But the ethos of the United States, since WWII at least, has been that each deserves his house, his yard, and his Ford (or Toyota); it’s the American dream, right? Is it possible this could change? After the Korean War, Seoul underwent reconstruction and modernization, and residents migrated in great numbers to the city. In the boom of the 1980s, high-rise construction reformed the city. The majority of its residents relocated from single family houses to the “tower block” high rise apartment buildings (alleviating a housing shortage, while bulldozing neighborhoods and settlements). Urbanization at its most extreme, the residents of Seoul, particularly the generation reaching adulthood today, created new forms of community, reconstituting the village and the extended family in the tower-block with tower names, lively block-based online social networks, and independent internal markets and exchanges.

While Seoul’s urbanization is not the exemplar, it shows the rapid urban & cultural change of a city. Would Americans ever give up their house and yard for more urbanized living?
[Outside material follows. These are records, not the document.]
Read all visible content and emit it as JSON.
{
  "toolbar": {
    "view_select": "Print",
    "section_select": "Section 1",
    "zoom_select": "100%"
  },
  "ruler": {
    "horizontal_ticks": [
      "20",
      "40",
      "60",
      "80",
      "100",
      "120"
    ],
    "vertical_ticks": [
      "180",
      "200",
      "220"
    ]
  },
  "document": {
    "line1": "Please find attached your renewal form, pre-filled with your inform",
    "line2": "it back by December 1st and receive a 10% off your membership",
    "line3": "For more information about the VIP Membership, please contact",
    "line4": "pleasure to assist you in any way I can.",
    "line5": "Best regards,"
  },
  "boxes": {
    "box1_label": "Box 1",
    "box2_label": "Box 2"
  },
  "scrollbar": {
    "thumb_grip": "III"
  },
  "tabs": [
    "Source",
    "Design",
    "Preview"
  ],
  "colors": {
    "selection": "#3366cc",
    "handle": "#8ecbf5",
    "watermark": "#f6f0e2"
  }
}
For a townhouse and a bicycle? (Perhaps the economic crisis offers an opportunity). Are the risks of climate change great enough to provoke cultural change?

In the profession, by and large clients ($$) are the drivers for each addition to our built environment. The modern baroque trend of the last two decades of architecture is quickly losing favor (although the academy seems late to get the news). Form and sculpture-rich, but performance-poor buildings should no longer be accepted by any of us—professionals, academics, clients, or citizens. We need to be willing to choose, when appropriate, not to build, not to buy new instead of old, not to move to sprawling suburbs. How, though, do we make those choices compelling and viable? If we focus on a holistic sustainability that places value on social health as much as environmental health, we may begin to make change and—and as a community and a profession—embrace a sustainability that is more than a fashion statement.

It seems the facts are not enough. GI Joe was right, "knowing is half the battle.” Sounds like we need to get creative about what the other half is. One idea comes from a Volkswagen sponsored project: The Fun Theory and this experiment to encourage people to take the stairs instead of the escalator. Maybe we only need to make the choice compelling, and the rest will follow.

Laura Crescimano's picture
Laura Crescimano is a designer at Gensler and a lecturer at the College of Environmental Design at UC Berkeley. At the intersection of research and architectural design, Laura's practice focuses on the political and social power of space. Laura’s projects include: the master plan & sustainability action plan for a “One Planet” community in Stockton CA; “Public Space & Protest: Mapping Form & Action,” a study of the contemporary city funded by the Julia Amory Appleton Fellowship; and “Stroke Pathways” a multi-disciplinary analysis of the geography, structure and dynamics of care. One of the Design Futures Council's 2009 "Emerging Leaders," Laura received her BA from Yale University and Master in Architecture from Harvard, where she received the Alpha Ro Chi Medal for Leadership.